The rest of the building material was accompanied down the pitch and escorted to sump 1. From this point onwards, the cave becomes smaller and pulling the large pipe through required considerable effort. Nicky was left to take photos whilst the rest of us played tug of-war. Passing sump 1 was particularly difficult since it is already half full of pipes! However, all the gear was eventually dumped next to sump 3.

Whilst a dam was being constructed, Brian and Dave dived the sump armed with various lengths of pipe. After finishing the dam, we decided to make our exit, leaving the rest to the divers. This is the only SRT trip I've been on where coming out was easier than going in! Total time underground was 7 hours.

When Brian and Dave eventually caught up with us in the pub, we were informed that they hadn't taken enough pipe through the sump for a venturi, so had set up a syphon instead. I have yet to hear whether this worked. Several further trips will be needed to reinforce the dam and set up the venturi, although these may have taken place by now. Martyn Farr was in Ireland during August and was proposing to look at sump 4. I await further news.

One last thing: a report in Caves and Caving No 36 on the attempts to lower these sumps states ". . . by means of dams and FLEXIBLE 4 pipes". Having participated in the installation this pipe, I dispute the accuracy this statement!

Aillwee Cave

About l00m of new passage was found in Aillwee last February by Brian Judd, and we were lucky enough to be allowed' a poke at some of the more interesting leads. Brian reckons it is the old main river passage, being a phreatic tube about 8ft in diameter. The first l5m or so have been cleared, but most of the passage is around 90% full of glacial fill, and this doesn't leave much space to move around in!

The passage runs east-west and connects with the show cave (see Descent 75). There are four obvious leads off this passage; one to the north and three heading south. Of these, we looked at the three on the south side. The one nearest the show cave appears to be fairly well under control with an extension cable running it's length to provide electric lighting at a wet dig. The other two are more difficult to get to, involving a certain amount of crawling. These were both dug for a while with the conclusion that they didn't hold much promise and it would be better to wait for the rest of the main passage to be dug out before attacking them seriously. Apparently this conclusion had already been reached by Brian and the others soon after having found it!
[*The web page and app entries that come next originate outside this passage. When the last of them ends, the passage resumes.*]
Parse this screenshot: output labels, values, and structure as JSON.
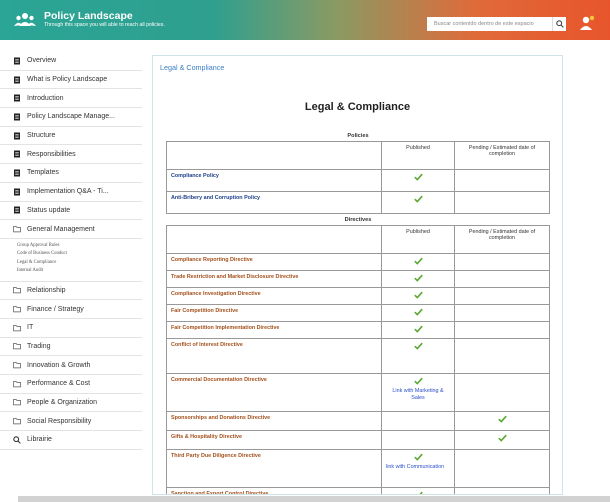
{
  "header": {
    "title": "Policy Landscape",
    "subtitle": "Through this space you will able to reach all policies.",
    "search_placeholder": "Buscar contenido dentro de este espacio"
  },
  "sidebar": {
    "items_top": [
      {
        "label": "Overview",
        "icon": "document-icon"
      },
      {
        "label": "What is Policy Landscape",
        "icon": "document-icon"
      },
      {
        "label": "Introduction",
        "icon": "document-icon"
      },
      {
        "label": "Policy Landscape Manage...",
        "icon": "document-icon"
      },
      {
        "label": "Structure",
        "icon": "document-icon"
      },
      {
        "label": "Responsibilities",
        "icon": "document-icon"
      },
      {
        "label": "Templates",
        "icon": "document-icon"
      },
      {
        "label": "Implementation Q&A - Ti...",
        "icon": "document-icon"
      },
      {
        "label": "Status update",
        "icon": "document-icon"
      },
      {
        "label": "General Management",
        "icon": "folder-icon"
      }
    ],
    "subitems": [
      "Group Approval Rules",
      "Code of Business Conduct",
      "Legal & Compliance",
      "Internal Audit"
    ],
    "items_bottom": [
      {
        "label": "Relationship",
        "icon": "folder-icon"
      },
      {
        "label": "Finance / Strategy",
        "icon": "folder-icon"
      },
      {
        "label": "IT",
        "icon": "folder-icon"
      },
      {
        "label": "Trading",
        "icon": "folder-icon"
      },
      {
        "label": "Innovation & Growth",
        "icon": "folder-icon"
      },
      {
        "label": "Performance & Cost",
        "icon": "folder-icon"
      },
      {
        "label": "People & Organization",
        "icon": "folder-icon"
      },
      {
        "label": "Social Responsibility",
        "icon": "folder-icon"
      },
      {
        "label": "Librairie",
        "icon": "search-icon"
      }
    ]
  },
  "main": {
    "breadcrumb": "Legal & Compliance",
    "title": "Legal & Compliance",
    "policies": {
      "section_title": "Policies",
      "col_published": "Published",
      "col_pending": "Pending / Estimated date of completion",
      "rows": [
        {
          "name": "Compliance Policy",
          "published": true,
          "pending": false,
          "link": ""
        },
        {
          "name": "Anti-Bribery and Corruption Policy",
          "published": true,
          "pending": false,
          "link": ""
        }
      ]
    },
    "directives": {
      "section_title": "Directives",
      "col_published": "Published",
      "col_pending": "Pending / Estimated date of completion",
      "rows": [
        {
          "name": "Compliance Reporting Directive",
          "published": true,
          "pending": false,
          "link": ""
        },
        {
          "name": "Trade Restriction and Market Disclosure Directive",
          "published": true,
          "pending": false,
          "link": ""
        },
        {
          "name": "Compliance Investigation Directive",
          "published": true,
          "pending": false,
          "link": ""
        },
        {
          "name": "Fair Competition Directive",
          "published": true,
          "pending": false,
          "link": ""
        },
        {
          "name": "Fair Competition Implementation Directive",
          "published": true,
          "pending": false,
          "link": ""
        },
        {
          "name": "Conflict of Interest Directive",
          "published": true,
          "pending": false,
          "link": ""
        },
        {
          "name": "Commercial Documentation Directive",
          "published": true,
          "pending": false,
          "link": "Link with Marketing & Sales"
        },
        {
          "name": "Sponsorships and Donations Directive",
          "published": false,
          "pending": true,
          "link": ""
        },
        {
          "name": "Gifts & Hospitality Directive",
          "published": false,
          "pending": true,
          "link": ""
        },
        {
          "name": "Third Party Due Diligence Directive",
          "published": true,
          "pending": false,
          "link": "link with Communication"
        },
        {
          "name": "Sanction and Export Control Directive",
          "published": true,
          "pending": false,
          "link": ""
        }
      ]
    }
  },
  "colors": {
    "check": "#5aa832",
    "policy_name": "#1e3f8a",
    "directive_name": "#a3501b",
    "link": "#2a4fcc"
  }
}
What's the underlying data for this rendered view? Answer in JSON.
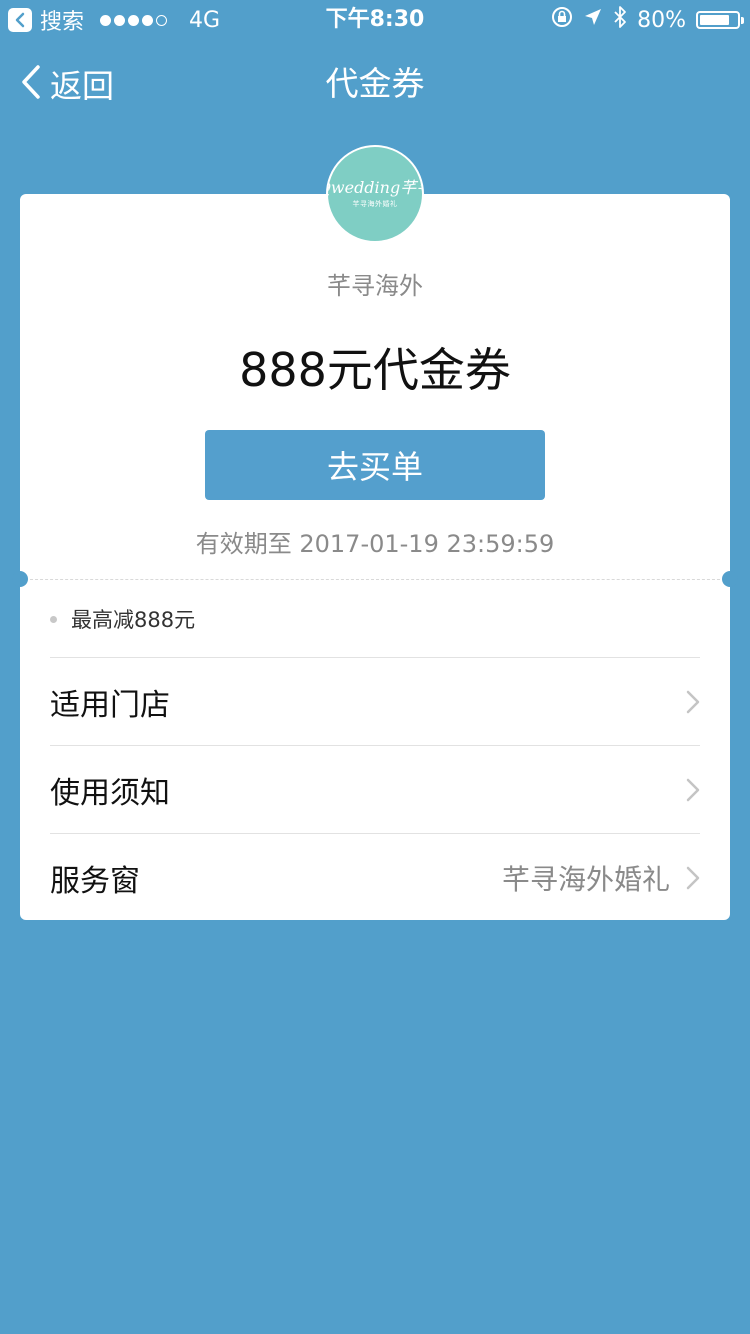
{
  "status_bar": {
    "app_label": "搜索",
    "network": "4G",
    "time": "下午8:30",
    "battery": "80%",
    "battery_level": 0.8
  },
  "nav": {
    "back_label": "返回",
    "title": "代金券"
  },
  "merchant": {
    "logo_script": "Qwedding芊寻",
    "logo_sub": "芊寻海外婚礼",
    "name": "芊寻海外"
  },
  "coupon": {
    "title": "888元代金券",
    "buy_label": "去买单",
    "validity": "有效期至 2017-01-19 23:59:59",
    "benefit": "最高减888元"
  },
  "rows": [
    {
      "label": "适用门店",
      "value": ""
    },
    {
      "label": "使用须知",
      "value": ""
    },
    {
      "label": "服务窗",
      "value": "芊寻海外婚礼"
    }
  ],
  "colors": {
    "background": "#529fcb",
    "button": "#549fcd",
    "logo": "#7fcec4"
  }
}
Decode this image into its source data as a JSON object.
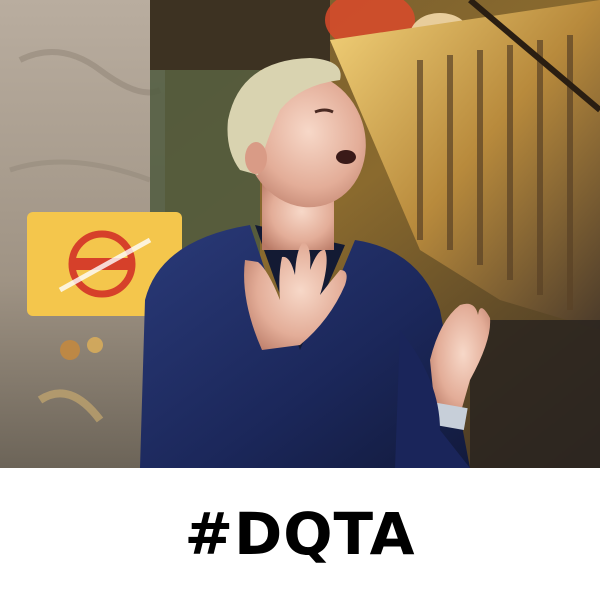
{
  "caption": {
    "text": "#DQTA"
  },
  "photo": {
    "colors": {
      "wall": "#b8aa9a",
      "warm_light": "#f2c25a",
      "jacket": "#1d2a5c",
      "skin": "#e9b9a8",
      "hair": "#d9d3b0",
      "sign": "#f4c64c",
      "sign_stamp": "#d6402a"
    }
  }
}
In conclusion, this was a good introduction to caving in Ireland for me. Although nothing new was found, several loose ends still remain to be pushed. I am now looking forward to the inevitable return trip.

Steve Wray